- _Task requirements_:
Every line in the records below that holds "title" must be identified and copied.

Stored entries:
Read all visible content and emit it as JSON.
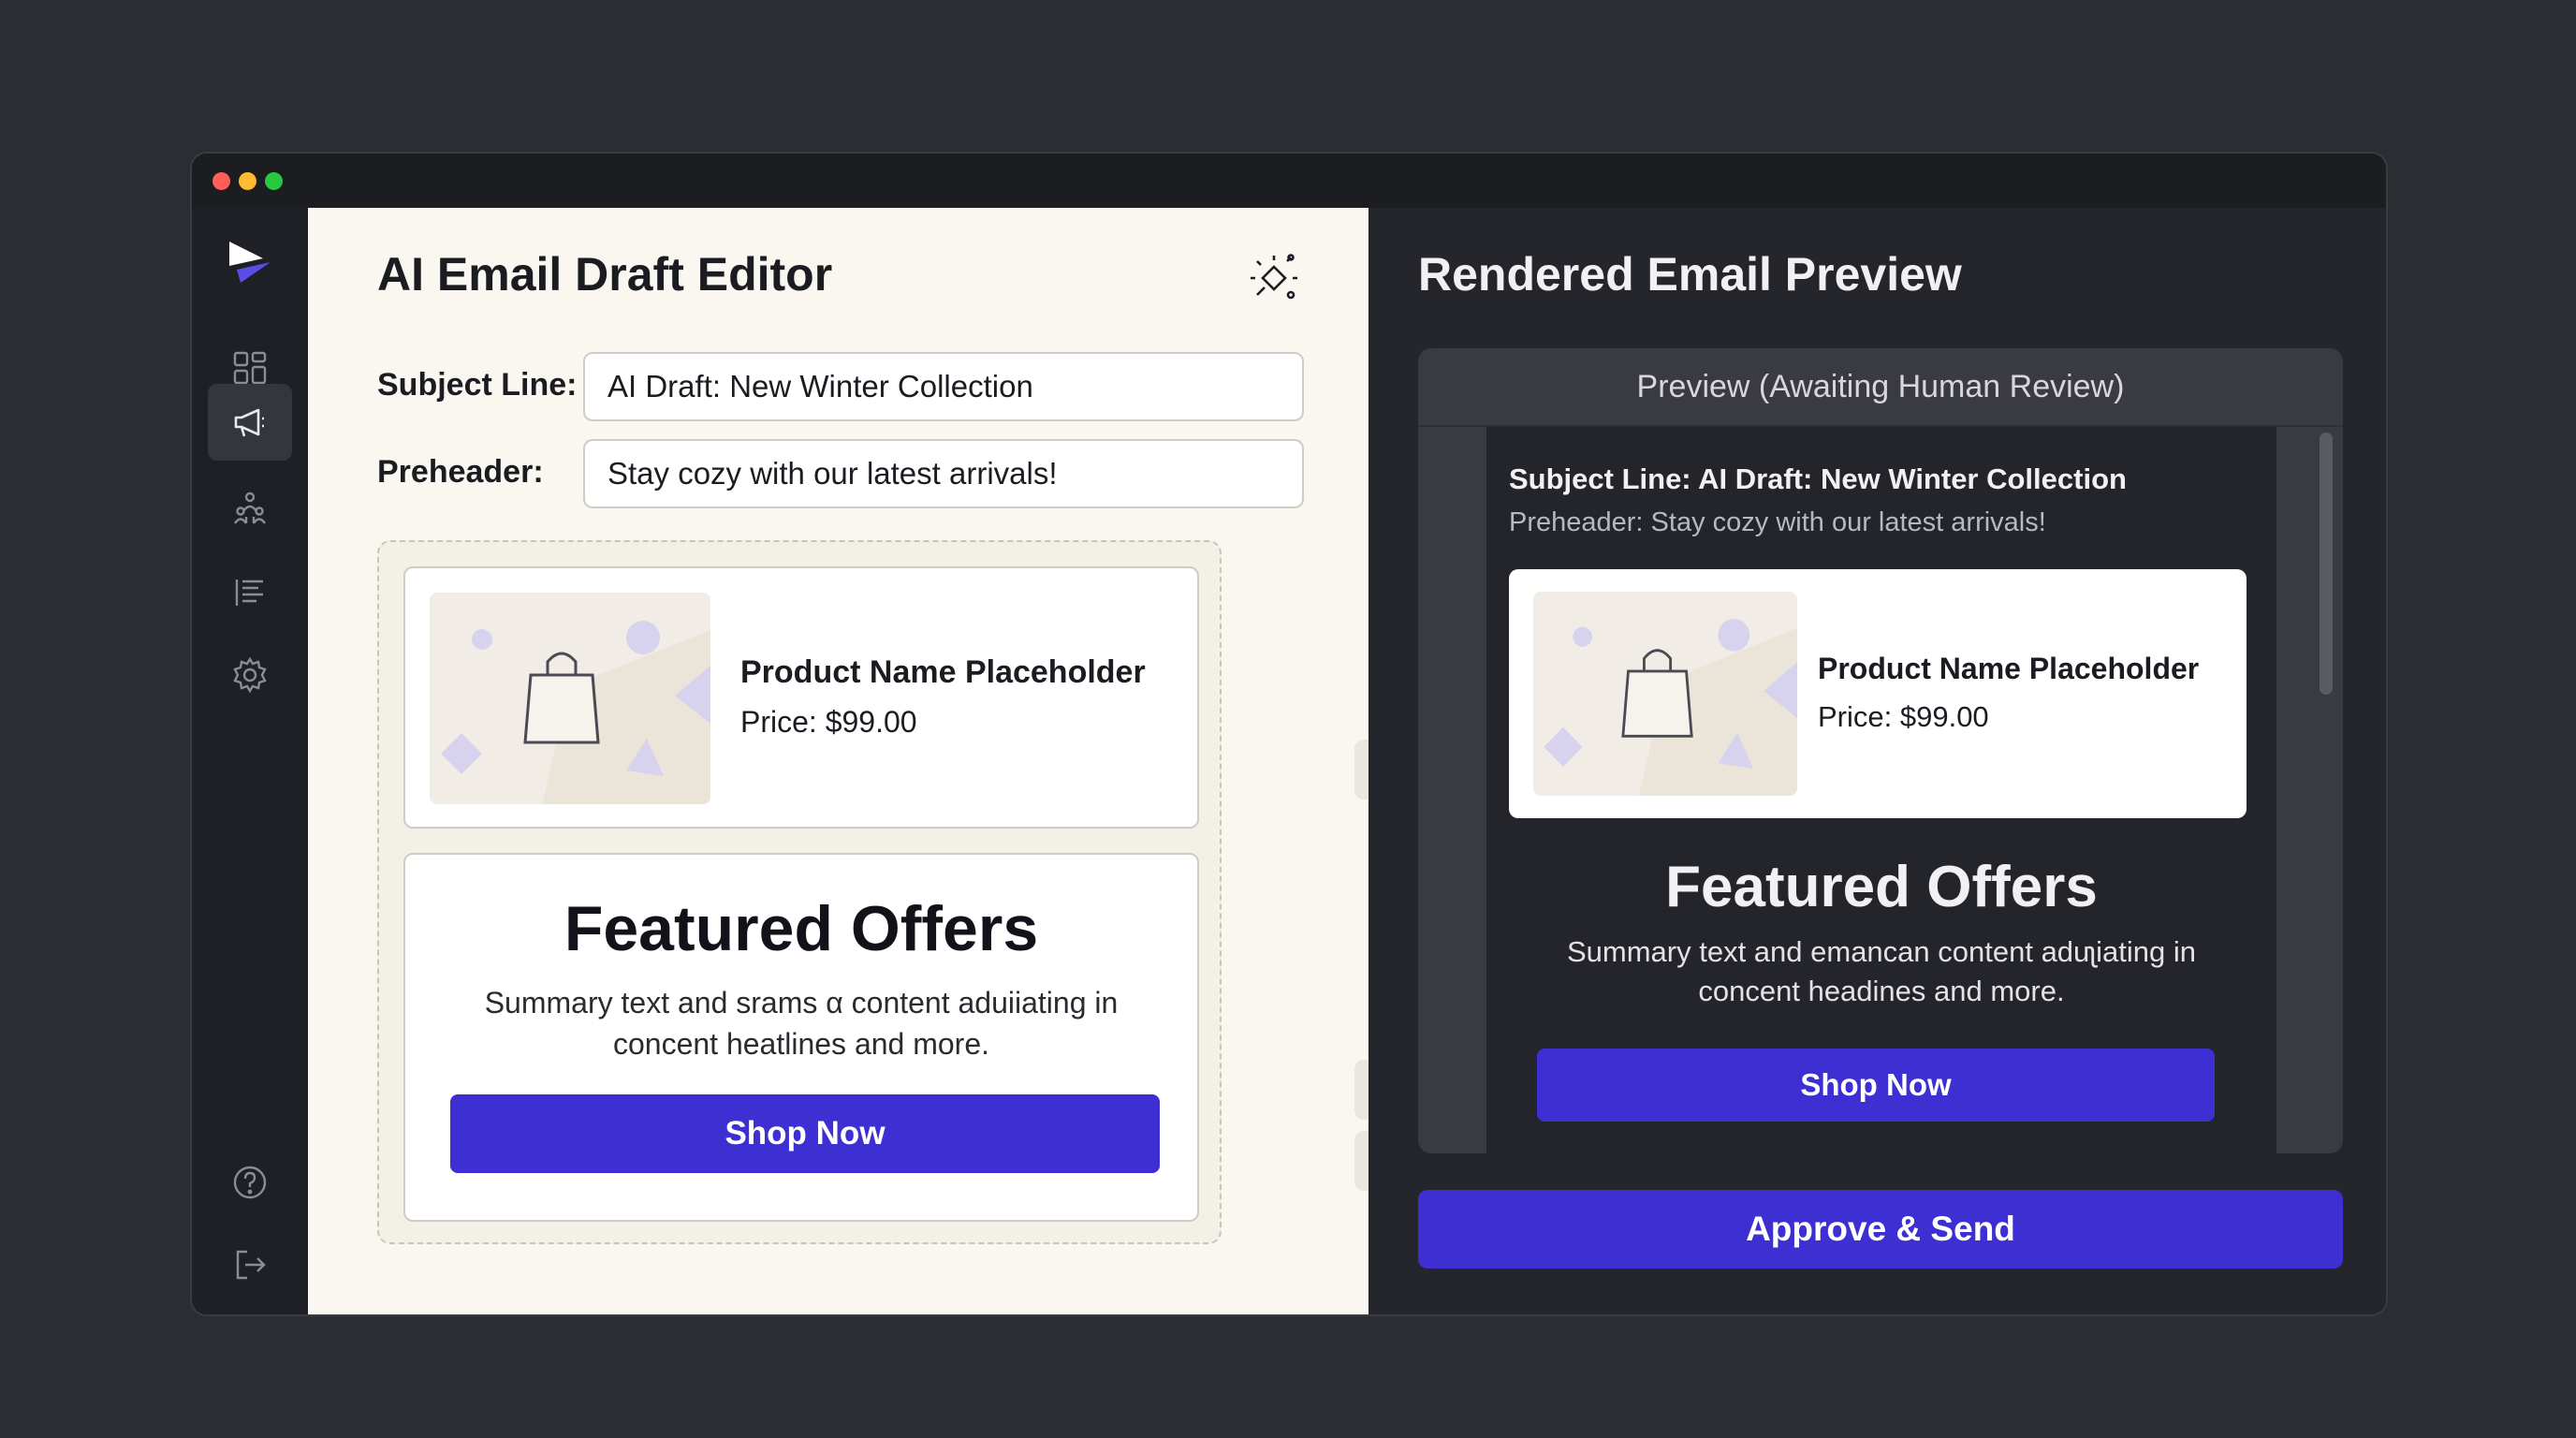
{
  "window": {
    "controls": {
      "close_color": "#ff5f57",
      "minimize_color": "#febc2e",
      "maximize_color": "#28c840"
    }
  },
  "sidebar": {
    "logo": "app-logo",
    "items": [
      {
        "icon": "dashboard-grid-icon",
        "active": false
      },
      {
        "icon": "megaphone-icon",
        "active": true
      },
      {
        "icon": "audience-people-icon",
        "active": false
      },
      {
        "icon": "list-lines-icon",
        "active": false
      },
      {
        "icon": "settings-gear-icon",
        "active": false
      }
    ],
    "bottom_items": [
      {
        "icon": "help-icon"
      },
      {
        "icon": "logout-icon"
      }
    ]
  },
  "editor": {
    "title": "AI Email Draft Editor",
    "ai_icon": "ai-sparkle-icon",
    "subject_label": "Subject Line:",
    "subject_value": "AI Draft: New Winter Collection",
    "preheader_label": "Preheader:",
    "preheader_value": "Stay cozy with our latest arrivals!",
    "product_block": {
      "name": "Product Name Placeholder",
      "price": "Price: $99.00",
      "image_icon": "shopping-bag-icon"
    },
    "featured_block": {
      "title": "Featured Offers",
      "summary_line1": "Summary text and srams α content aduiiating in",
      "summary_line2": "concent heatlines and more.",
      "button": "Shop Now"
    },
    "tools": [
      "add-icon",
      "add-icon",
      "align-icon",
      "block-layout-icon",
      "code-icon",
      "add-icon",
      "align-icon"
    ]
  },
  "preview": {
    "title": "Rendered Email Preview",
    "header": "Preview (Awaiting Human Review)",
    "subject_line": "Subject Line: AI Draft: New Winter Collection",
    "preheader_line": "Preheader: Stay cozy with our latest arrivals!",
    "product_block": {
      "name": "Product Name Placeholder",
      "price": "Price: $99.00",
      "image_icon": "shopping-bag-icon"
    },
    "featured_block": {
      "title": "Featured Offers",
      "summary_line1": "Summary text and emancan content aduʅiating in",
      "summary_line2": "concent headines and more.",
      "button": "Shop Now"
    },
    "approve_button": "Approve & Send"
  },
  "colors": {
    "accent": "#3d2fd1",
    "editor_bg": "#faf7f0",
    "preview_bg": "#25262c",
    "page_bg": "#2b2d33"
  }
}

- _Task result_:
    "title": "AI Email Draft Editor",
      "title": "Featured Offers",
    "title": "Rendered Email Preview",
      "title": "Featured Offers",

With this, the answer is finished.